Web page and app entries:
- - - - -

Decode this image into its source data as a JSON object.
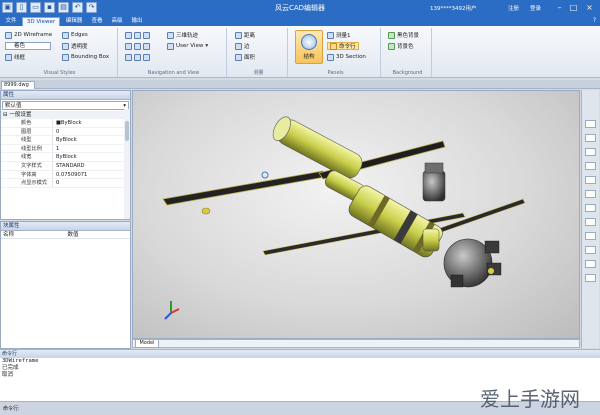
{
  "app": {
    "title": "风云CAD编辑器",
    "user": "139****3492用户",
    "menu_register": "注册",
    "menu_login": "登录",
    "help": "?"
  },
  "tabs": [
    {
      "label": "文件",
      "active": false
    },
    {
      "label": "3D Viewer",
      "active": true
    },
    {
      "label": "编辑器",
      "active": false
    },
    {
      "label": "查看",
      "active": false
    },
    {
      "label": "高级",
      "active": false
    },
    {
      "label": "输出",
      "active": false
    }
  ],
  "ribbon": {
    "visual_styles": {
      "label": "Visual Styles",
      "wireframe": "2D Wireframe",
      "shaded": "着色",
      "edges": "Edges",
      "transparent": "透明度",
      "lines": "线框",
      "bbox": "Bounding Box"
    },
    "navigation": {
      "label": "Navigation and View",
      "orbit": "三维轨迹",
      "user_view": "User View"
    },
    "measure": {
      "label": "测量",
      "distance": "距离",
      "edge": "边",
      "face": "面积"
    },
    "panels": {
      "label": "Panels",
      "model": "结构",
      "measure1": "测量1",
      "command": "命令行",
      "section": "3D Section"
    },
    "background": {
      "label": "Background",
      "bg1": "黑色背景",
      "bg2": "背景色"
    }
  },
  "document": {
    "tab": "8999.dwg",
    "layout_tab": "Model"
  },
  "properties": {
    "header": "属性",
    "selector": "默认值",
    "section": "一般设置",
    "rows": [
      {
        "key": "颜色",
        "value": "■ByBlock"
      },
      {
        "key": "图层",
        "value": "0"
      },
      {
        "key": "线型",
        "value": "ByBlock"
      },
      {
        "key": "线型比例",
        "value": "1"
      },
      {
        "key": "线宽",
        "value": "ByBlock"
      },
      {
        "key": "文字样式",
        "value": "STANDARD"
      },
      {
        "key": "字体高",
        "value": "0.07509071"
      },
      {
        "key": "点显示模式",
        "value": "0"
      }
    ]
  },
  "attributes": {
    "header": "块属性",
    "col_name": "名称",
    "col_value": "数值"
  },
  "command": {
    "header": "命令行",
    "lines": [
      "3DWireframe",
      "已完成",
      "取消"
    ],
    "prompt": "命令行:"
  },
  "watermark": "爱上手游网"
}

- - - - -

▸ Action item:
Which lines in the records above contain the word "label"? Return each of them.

▸ Written response:
      "label": "文件",
      "label": "3D Viewer",
      "label": "编辑器",
      "label": "查看",
      "label": "高级",
      "label": "输出",
      "label": "Visual Styles",
      "label": "Navigation and View",
      "label": "测量",
      "label": "Panels",
      "label": "Background",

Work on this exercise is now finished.